Our Partners

Dr Jean Josephine Chavula

Centre for Language Studies,
Chancellor College, University of Malawi

Email: jeanchavula@hotmail.com

Jean Josephine Chavula is a trained linguist. She is currently the Acting Director for the Centre for Language Studies, University of Malawi.

She graduated with a BA Humanities, majoring in African Languages and Linguistics, in 2002 from the University of Malawi, Chancellor College. In 2008, she obtained a Master of Arts in Theoretical Linguistics from University of Malawi, Chancellor College. She enrolled for a PhD in Linguistics at Leiden University in The Netherlands and graduated in May 2016.

This is the sixteenth year since she joined the Centre as a Chitumbuka Language Specialist. Since 2010, Jean is also involved in teaching and supervising undergraduate and Masters students in the department of African Languages and Linguistics at Chancellor College.

At the Centre she has been involved in several projects and advocacy activities. The Language Across the Curriculum project demonstrated the benefits of using local languages as a media of instruction. The Malawi breakthrough to literacy, Timawerenga and the Malawi Early Grade Reading projects have also emphasised the benefits of using local languages in education.

Working as a team, Jean and other language specialists at the Centre have used every available opportunity to sensitize Malawians on the benefits of local languages in education and national development. For instance, apart from sensitisation workshops, the team also engaged native speakers on the importance of local languages in education and national development during the language mapping survey and the Role of local languages in disseminating HIV information survey data collection fieldworks.

She has also been involved in developing orthographies of local languages and compiling monolingual dictionaries which could be handy if the government were to consider local languages in education.
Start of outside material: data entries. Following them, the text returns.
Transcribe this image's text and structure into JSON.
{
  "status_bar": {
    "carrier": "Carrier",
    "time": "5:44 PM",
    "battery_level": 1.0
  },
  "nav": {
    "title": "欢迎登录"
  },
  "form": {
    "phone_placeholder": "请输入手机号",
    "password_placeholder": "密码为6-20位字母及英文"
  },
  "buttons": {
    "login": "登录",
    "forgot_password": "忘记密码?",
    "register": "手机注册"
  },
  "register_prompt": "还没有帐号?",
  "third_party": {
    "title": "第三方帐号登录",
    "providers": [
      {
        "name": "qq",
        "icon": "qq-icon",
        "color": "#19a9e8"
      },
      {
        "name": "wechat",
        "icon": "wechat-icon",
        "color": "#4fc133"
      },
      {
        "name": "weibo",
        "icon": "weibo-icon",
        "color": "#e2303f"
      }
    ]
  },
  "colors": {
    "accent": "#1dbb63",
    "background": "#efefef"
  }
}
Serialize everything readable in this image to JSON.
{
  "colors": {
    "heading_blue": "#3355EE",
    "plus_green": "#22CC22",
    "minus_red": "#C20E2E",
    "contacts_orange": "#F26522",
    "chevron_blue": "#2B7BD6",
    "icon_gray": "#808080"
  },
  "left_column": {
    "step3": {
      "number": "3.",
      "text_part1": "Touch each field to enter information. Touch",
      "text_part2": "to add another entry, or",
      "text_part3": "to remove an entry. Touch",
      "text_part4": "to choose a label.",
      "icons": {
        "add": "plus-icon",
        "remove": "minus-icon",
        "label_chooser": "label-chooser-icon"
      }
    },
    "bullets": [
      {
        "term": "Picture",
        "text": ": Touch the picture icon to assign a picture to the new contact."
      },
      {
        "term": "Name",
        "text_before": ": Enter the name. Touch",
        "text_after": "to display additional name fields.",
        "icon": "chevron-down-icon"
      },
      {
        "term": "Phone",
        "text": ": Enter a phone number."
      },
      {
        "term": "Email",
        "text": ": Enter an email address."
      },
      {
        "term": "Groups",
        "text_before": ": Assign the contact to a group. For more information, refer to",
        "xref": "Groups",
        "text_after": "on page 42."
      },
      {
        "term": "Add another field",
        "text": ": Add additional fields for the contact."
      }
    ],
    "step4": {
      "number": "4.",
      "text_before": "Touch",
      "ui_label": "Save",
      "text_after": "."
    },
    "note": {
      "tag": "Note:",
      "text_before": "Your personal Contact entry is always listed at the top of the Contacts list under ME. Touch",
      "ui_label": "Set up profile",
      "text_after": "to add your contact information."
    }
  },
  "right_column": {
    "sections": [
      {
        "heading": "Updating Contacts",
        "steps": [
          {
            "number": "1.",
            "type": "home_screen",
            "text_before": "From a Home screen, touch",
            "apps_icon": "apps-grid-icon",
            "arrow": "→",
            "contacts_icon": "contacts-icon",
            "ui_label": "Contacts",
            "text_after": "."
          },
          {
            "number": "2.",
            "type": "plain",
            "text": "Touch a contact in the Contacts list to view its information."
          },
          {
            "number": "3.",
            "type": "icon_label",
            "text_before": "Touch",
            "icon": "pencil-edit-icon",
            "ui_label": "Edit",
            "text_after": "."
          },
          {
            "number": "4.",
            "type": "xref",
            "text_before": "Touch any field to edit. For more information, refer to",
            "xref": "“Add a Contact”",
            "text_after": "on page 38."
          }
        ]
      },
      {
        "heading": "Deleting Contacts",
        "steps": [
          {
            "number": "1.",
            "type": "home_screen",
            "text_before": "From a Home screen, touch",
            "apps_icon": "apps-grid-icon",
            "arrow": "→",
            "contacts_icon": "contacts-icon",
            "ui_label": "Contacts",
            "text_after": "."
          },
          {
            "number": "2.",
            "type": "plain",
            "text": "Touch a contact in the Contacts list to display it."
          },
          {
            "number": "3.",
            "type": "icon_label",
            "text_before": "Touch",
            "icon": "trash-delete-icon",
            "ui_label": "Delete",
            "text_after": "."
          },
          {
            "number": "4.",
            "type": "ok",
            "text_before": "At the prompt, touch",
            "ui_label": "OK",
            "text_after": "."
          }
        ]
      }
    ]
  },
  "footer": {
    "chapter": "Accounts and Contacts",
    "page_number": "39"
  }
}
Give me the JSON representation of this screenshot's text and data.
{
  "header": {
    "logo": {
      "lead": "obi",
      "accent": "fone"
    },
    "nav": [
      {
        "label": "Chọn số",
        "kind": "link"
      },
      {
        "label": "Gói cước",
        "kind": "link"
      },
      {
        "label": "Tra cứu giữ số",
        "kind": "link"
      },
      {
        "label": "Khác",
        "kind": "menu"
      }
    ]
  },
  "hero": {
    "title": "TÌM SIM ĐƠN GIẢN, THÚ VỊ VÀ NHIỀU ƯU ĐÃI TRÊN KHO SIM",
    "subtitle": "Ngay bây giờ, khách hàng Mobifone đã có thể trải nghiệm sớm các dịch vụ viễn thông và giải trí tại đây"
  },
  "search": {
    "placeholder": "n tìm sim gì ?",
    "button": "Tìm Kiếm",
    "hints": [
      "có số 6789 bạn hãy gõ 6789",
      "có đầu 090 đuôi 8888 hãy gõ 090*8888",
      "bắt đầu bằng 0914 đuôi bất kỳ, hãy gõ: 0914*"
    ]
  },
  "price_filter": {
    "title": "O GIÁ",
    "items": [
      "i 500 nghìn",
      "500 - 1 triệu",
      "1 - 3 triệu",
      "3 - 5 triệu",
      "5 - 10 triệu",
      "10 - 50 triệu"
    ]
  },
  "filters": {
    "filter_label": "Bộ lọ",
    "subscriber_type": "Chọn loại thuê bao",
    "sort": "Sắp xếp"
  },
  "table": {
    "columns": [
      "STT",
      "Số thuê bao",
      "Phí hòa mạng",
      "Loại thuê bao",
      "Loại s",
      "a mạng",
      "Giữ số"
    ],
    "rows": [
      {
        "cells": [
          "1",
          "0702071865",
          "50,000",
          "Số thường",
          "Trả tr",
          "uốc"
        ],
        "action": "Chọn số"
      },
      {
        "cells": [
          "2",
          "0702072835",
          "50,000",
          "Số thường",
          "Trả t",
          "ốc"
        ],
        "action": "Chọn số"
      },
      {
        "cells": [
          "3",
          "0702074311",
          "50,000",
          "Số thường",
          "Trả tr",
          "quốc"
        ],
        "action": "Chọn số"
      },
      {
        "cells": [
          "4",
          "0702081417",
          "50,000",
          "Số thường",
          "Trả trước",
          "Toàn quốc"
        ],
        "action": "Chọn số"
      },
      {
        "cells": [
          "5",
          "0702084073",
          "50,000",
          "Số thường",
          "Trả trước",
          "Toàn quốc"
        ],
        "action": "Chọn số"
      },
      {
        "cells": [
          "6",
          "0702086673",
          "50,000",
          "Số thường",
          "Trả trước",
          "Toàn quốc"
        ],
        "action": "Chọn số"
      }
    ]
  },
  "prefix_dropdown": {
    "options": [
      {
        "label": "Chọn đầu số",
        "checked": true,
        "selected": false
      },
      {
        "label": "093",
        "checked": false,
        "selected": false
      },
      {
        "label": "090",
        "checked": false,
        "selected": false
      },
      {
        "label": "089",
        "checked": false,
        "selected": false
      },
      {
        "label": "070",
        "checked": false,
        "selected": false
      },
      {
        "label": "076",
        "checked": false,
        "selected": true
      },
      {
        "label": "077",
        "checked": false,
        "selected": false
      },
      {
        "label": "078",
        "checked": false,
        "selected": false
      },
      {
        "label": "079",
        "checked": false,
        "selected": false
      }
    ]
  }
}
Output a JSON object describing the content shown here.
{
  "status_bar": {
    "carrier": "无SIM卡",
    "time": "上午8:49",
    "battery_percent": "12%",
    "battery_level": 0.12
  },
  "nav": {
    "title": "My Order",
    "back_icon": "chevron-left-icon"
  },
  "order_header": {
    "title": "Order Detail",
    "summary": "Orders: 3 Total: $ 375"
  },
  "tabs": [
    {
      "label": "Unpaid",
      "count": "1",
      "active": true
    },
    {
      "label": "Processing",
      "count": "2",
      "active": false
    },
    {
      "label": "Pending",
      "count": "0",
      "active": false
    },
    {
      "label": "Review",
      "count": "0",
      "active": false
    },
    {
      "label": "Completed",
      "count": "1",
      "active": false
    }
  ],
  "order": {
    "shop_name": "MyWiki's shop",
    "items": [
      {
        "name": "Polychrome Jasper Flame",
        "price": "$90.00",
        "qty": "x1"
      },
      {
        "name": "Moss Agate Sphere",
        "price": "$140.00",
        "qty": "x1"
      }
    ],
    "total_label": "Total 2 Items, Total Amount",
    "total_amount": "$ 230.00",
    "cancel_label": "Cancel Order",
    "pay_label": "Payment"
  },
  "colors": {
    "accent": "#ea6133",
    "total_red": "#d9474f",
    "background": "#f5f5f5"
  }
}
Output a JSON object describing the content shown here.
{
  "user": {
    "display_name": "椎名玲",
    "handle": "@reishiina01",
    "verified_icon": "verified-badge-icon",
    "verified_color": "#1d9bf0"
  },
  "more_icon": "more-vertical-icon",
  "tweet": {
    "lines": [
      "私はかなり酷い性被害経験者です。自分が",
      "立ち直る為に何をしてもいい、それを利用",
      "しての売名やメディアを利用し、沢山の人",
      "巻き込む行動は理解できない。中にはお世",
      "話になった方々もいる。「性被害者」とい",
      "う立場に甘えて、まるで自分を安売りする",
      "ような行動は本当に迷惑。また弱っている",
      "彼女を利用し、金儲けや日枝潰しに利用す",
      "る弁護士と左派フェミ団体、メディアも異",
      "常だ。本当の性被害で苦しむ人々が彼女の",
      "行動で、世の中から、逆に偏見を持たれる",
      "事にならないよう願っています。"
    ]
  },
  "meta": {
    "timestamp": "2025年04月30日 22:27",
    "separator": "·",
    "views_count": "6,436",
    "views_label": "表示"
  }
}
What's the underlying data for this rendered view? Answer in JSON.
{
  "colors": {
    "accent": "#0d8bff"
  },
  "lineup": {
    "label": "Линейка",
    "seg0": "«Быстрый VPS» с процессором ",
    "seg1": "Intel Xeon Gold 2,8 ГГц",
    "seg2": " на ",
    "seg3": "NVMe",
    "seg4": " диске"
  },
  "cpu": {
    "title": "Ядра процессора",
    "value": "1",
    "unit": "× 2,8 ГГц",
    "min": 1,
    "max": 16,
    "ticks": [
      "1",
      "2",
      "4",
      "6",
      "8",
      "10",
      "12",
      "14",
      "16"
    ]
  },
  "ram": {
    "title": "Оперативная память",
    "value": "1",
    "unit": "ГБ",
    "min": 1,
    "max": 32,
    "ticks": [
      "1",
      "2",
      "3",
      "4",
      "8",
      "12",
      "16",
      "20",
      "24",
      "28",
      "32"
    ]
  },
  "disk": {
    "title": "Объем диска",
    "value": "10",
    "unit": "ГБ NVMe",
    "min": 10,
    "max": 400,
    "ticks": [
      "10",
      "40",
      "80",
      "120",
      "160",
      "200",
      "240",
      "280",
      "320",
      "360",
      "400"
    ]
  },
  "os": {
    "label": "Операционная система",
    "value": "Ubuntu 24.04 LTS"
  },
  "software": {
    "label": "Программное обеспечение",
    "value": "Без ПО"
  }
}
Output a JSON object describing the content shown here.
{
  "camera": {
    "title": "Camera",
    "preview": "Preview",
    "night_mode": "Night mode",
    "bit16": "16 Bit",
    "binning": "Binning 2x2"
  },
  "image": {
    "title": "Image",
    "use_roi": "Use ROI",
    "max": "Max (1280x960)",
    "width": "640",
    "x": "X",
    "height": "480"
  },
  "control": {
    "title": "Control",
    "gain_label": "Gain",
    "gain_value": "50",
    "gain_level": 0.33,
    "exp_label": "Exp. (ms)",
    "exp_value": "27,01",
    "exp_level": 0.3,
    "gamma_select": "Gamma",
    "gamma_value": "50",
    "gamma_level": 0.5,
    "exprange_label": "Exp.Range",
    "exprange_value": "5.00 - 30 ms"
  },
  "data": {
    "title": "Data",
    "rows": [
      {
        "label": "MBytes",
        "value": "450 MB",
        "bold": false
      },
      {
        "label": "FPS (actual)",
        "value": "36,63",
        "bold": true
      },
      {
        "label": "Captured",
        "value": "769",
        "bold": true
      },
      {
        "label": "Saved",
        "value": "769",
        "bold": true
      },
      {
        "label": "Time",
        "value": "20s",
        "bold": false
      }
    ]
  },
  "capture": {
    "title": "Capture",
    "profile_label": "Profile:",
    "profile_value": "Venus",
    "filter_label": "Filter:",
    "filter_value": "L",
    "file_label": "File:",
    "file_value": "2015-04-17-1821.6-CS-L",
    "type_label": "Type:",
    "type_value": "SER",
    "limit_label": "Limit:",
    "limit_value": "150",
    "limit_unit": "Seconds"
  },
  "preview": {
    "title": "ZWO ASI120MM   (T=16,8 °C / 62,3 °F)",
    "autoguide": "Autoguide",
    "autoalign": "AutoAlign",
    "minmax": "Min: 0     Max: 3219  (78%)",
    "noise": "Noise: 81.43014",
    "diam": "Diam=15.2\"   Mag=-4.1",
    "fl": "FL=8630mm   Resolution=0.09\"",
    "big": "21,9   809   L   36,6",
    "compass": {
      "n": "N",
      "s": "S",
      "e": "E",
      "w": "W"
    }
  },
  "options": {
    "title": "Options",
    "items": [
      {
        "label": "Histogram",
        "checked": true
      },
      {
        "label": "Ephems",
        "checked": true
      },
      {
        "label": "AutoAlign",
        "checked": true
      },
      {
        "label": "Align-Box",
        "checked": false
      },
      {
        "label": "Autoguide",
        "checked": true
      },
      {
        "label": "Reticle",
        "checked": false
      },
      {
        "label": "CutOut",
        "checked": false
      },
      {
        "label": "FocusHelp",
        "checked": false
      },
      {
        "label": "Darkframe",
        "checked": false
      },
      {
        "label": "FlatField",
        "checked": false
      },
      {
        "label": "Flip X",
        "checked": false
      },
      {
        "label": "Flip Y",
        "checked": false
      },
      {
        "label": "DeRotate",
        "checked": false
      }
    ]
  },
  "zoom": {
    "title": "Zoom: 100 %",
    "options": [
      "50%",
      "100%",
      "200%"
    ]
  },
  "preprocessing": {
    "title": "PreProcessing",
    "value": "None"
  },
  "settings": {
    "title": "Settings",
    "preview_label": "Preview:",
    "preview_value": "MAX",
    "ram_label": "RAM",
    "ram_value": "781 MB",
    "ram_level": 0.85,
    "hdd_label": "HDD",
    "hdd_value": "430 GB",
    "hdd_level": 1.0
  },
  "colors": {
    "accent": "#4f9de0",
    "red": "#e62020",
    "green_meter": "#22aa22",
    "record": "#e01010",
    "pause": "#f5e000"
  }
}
Her involvement in teaching, material development and advocacy have centred around promoting the development and use of local languages.